Schaefer will present talks and demonstrations throughout the weekend.
The Civil War presented many challenges for surgeons, nurses and other healthcare providers.
In the mid-1800s, standardization of schooling and care did not exist. Medical colleges and apprenticeships to a doctor taught the skills necessary to become a surgeon. Men dominated all parts of the medical field. Even nursing was initially a job for men.
Hospitals were called pest houses because they treated victims of pestilence. Sanitary regulations were nonexistent.
During this time, war produced masses of wounded and dying men who overwhelmed the regular Army Medical Corps and private hospitals. The chance of a Civil War soldier not going home alive was about one in four. Disease took more lives than the famed Minie Ball. Bacteria and germs were not yet known to cause diseases and infections. In all, supplying and caring for the ill and wounded soldier was a tremendous task.
Few know what it was like to live through those years.
The Mid States Living History Association to which Schaefer is a part of exists to bring some of what needs to be told.
Schaefer, a senior surgical assistant with Ortho Indy, a small, private hospital specializing in the care of many of the same types of injuries and procedures that faced the physicians of the Civil War almost a century and a half ago.
Beside medicine being his vocation, re-enacting the life of a surgeon is also his avocation which he practices regularly both in the Indianapolis area and around the Midwest.
He is affiliated with the Lilly Museum of the one Civil War Monument Circle.
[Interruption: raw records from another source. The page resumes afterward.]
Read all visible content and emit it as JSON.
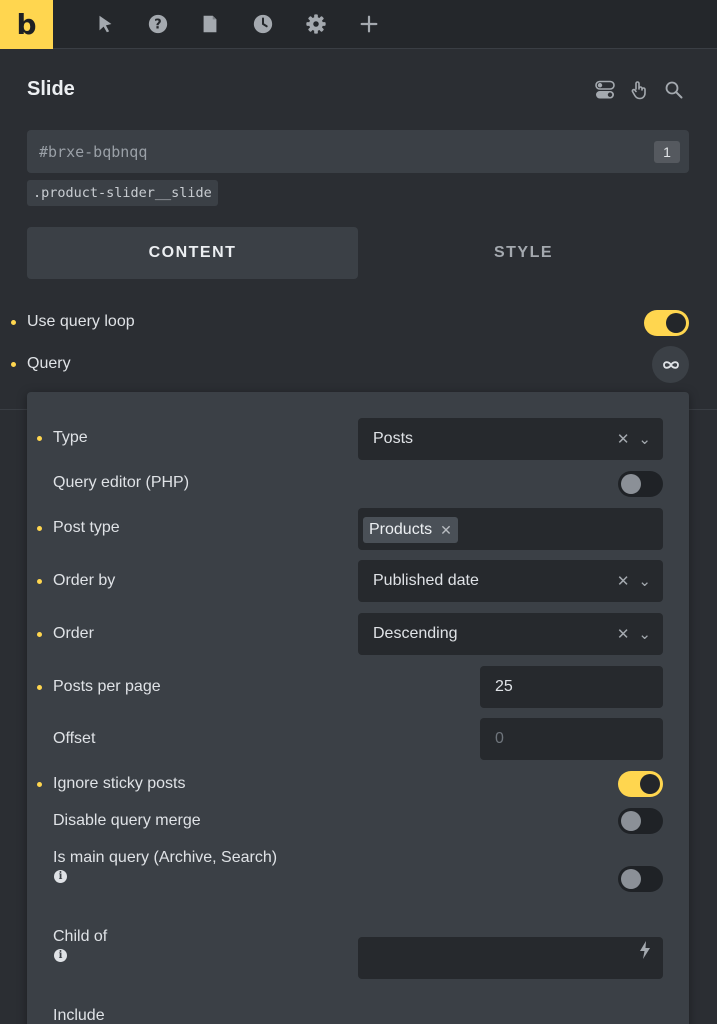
{
  "toolbar": {
    "logo": "b",
    "icons": [
      "pointer-icon",
      "help-icon",
      "page-icon",
      "history-icon",
      "settings-icon",
      "add-icon"
    ]
  },
  "panel": {
    "title": "Slide",
    "element_id": "#brxe-bqbnqq",
    "element_id_count": "1",
    "css_class": ".product-slider__slide",
    "header_icons": [
      "toggle-icon",
      "hand-pointer-icon",
      "search-icon"
    ]
  },
  "tabs": {
    "content": "CONTENT",
    "style": "STYLE",
    "active": "content"
  },
  "settings": {
    "use_query_loop": {
      "label": "Use query loop",
      "enabled": true
    },
    "query": {
      "label": "Query",
      "button_icon": "infinity-icon"
    }
  },
  "query_popup": {
    "type": {
      "label": "Type",
      "value": "Posts"
    },
    "query_editor": {
      "label": "Query editor (PHP)",
      "enabled": false
    },
    "post_type": {
      "label": "Post type",
      "tag": "Products"
    },
    "order_by": {
      "label": "Order by",
      "value": "Published date"
    },
    "order": {
      "label": "Order",
      "value": "Descending"
    },
    "posts_per_page": {
      "label": "Posts per page",
      "value": "25"
    },
    "offset": {
      "label": "Offset",
      "placeholder": "0"
    },
    "ignore_sticky": {
      "label": "Ignore sticky posts",
      "enabled": true
    },
    "disable_merge": {
      "label": "Disable query merge",
      "enabled": false
    },
    "is_main_query": {
      "label": "Is main query (Archive, Search)",
      "enabled": false
    },
    "child_of": {
      "label": "Child of",
      "value": ""
    },
    "include": {
      "label": "Include"
    }
  },
  "colors": {
    "accent": "#ffd64f",
    "panel_bg": "#2b2e33",
    "popup_bg": "#3b4046",
    "field_bg": "#26292d"
  }
}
Schaefer will speak at 5 p.m., June 12, on Gangrene and Glory in the Livery Barn and again Sunday, June 13, at 10 a.m., at the same location.